What is needed
Your reply must consist of the data below, reproduced character for character.

[[ Task data, beginning ]]

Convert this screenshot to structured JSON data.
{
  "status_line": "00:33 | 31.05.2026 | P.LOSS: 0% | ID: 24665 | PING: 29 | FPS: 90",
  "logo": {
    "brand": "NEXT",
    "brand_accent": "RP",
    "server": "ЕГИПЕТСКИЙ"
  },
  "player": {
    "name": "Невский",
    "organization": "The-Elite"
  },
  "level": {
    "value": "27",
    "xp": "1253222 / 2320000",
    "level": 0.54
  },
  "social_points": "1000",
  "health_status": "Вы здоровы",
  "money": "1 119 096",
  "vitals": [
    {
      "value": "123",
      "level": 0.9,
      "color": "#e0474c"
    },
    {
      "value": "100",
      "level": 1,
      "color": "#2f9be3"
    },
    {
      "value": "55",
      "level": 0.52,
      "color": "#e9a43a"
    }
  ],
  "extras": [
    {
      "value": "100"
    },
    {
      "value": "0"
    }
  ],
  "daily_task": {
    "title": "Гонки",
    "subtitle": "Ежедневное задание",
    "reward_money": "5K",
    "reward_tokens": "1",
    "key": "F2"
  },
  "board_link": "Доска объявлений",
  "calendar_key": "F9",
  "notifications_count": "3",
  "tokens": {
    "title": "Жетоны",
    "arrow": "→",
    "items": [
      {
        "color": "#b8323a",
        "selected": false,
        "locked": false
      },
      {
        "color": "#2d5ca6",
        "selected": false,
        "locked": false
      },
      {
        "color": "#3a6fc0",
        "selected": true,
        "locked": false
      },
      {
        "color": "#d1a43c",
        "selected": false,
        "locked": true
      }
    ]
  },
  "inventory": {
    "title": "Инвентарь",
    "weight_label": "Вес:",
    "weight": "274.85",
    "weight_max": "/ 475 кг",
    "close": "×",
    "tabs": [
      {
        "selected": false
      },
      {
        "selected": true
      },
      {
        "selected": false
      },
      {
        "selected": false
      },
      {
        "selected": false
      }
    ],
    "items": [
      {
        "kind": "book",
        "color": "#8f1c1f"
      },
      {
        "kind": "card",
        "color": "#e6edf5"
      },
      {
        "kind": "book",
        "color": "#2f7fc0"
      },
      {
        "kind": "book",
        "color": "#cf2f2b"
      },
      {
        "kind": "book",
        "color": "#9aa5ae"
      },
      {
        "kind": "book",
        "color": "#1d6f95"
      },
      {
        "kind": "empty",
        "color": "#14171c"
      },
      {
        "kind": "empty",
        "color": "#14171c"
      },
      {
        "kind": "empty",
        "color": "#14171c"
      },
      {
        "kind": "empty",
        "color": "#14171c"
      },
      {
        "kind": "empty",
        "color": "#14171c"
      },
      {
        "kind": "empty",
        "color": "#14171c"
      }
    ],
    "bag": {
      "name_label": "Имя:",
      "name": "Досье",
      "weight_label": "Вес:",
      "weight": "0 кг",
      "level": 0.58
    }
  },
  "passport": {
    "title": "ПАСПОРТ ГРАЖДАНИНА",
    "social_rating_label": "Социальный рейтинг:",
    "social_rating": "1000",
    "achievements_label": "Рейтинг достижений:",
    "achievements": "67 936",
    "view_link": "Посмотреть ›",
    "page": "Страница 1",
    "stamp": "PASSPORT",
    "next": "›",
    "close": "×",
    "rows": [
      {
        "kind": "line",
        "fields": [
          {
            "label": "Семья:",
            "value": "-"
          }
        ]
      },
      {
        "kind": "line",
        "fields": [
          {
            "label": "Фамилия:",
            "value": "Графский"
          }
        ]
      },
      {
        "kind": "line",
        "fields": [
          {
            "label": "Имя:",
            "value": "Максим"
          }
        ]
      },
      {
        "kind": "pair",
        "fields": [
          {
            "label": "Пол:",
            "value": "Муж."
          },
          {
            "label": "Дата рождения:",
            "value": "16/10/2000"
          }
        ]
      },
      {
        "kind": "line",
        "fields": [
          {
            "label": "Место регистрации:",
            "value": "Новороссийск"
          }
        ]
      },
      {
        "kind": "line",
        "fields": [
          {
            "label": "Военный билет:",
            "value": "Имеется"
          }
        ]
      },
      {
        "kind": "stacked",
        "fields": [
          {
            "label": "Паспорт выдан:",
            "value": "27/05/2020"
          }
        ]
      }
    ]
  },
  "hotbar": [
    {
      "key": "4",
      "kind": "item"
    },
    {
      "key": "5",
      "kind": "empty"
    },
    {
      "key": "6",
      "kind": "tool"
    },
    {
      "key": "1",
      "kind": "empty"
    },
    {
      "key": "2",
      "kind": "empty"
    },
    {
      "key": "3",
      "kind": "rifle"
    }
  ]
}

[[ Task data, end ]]

Answer box
Convert this screenshot to structured JSON data.
{
  "status_line": "00:33 | 31.05.2026 | P.LOSS: 0% | ID: 24665 | PING: 29 | FPS: 90",
  "logo": {
    "brand": "NEXT",
    "brand_accent": "RP",
    "server": "ЕГИПЕТСКИЙ"
  },
  "player": {
    "name": "Невский",
    "organization": "The-Elite"
  },
  "level": {
    "value": "27",
    "xp": "1253222 / 2320000",
    "level": 0.54
  },
  "social_points": "1000",
  "health_status": "Вы здоровы",
  "money": "1 119 096",
  "vitals": [
    {
      "value": "123",
      "level": 0.9,
      "color": "#e0474c"
    },
    {
      "value": "100",
      "level": 1,
      "color": "#2f9be3"
    },
    {
      "value": "55",
      "level": 0.52,
      "color": "#e9a43a"
    }
  ],
  "extras": [
    {
      "value": "100"
    },
    {
      "value": "0"
    }
  ],
  "daily_task": {
    "title": "Гонки",
    "subtitle": "Ежедневное задание",
    "reward_money": "5K",
    "reward_tokens": "1",
    "key": "F2"
  },
  "board_link": "Доска объявлений",
  "calendar_key": "F9",
  "notifications_count": "3",
  "tokens": {
    "title": "Жетоны",
    "arrow": "→",
    "items": [
      {
        "color": "#b8323a",
        "selected": false,
        "locked": false
      },
      {
        "color": "#2d5ca6",
        "selected": false,
        "locked": false
      },
      {
        "color": "#3a6fc0",
        "selected": true,
        "locked": false
      },
      {
        "color": "#d1a43c",
        "selected": false,
        "locked": true
      }
    ]
  },
  "inventory": {
    "title": "Инвентарь",
    "weight_label": "Вес:",
    "weight": "274.85",
    "weight_max": "/ 475 кг",
    "close": "×",
    "tabs": [
      {
        "selected": false
      },
      {
        "selected": true
      },
      {
        "selected": false
      },
      {
        "selected": false
      },
      {
        "selected": false
      }
    ],
    "items": [
      {
        "kind": "book",
        "color": "#8f1c1f"
      },
      {
        "kind": "card",
        "color": "#e6edf5"
      },
      {
        "kind": "book",
        "color": "#2f7fc0"
      },
      {
        "kind": "book",
        "color": "#cf2f2b"
      },
      {
        "kind": "book",
        "color": "#9aa5ae"
      },
      {
        "kind": "book",
        "color": "#1d6f95"
      },
      {
        "kind": "empty",
        "color": "#14171c"
      },
      {
        "kind": "empty",
        "color": "#14171c"
      },
      {
        "kind": "empty",
        "color": "#14171c"
      },
      {
        "kind": "empty",
        "color": "#14171c"
      },
      {
        "kind": "empty",
        "color": "#14171c"
      },
      {
        "kind": "empty",
        "color": "#14171c"
      }
    ],
    "bag": {
      "name_label": "Имя:",
      "name": "Досье",
      "weight_label": "Вес:",
      "weight": "0 кг",
      "level": 0.58
    }
  },
  "passport": {
    "title": "ПАСПОРТ ГРАЖДАНИНА",
    "social_rating_label": "Социальный рейтинг:",
    "social_rating": "1000",
    "achievements_label": "Рейтинг достижений:",
    "achievements": "67 936",
    "view_link": "Посмотреть ›",
    "page": "Страница 1",
    "stamp": "PASSPORT",
    "next": "›",
    "close": "×",
    "rows": [
      {
        "kind": "line",
        "fields": [
          {
            "label": "Семья:",
            "value": "-"
          }
        ]
      },
      {
        "kind": "line",
        "fields": [
          {
            "label": "Фамилия:",
            "value": "Графский"
          }
        ]
      },
      {
        "kind": "line",
        "fields": [
          {
            "label": "Имя:",
            "value": "Максим"
          }
        ]
      },
      {
        "kind": "pair",
        "fields": [
          {
            "label": "Пол:",
            "value": "Муж."
          },
          {
            "label": "Дата рождения:",
            "value": "16/10/2000"
          }
        ]
      },
      {
        "kind": "line",
        "fields": [
          {
            "label": "Место регистрации:",
            "value": "Новороссийск"
          }
        ]
      },
      {
        "kind": "line",
        "fields": [
          {
            "label": "Военный билет:",
            "value": "Имеется"
          }
        ]
      },
      {
        "kind": "stacked",
        "fields": [
          {
            "label": "Паспорт выдан:",
            "value": "27/05/2020"
          }
        ]
      }
    ]
  },
  "hotbar": [
    {
      "key": "4",
      "kind": "item"
    },
    {
      "key": "5",
      "kind": "empty"
    },
    {
      "key": "6",
      "kind": "tool"
    },
    {
      "key": "1",
      "kind": "empty"
    },
    {
      "key": "2",
      "kind": "empty"
    },
    {
      "key": "3",
      "kind": "rifle"
    }
  ]
}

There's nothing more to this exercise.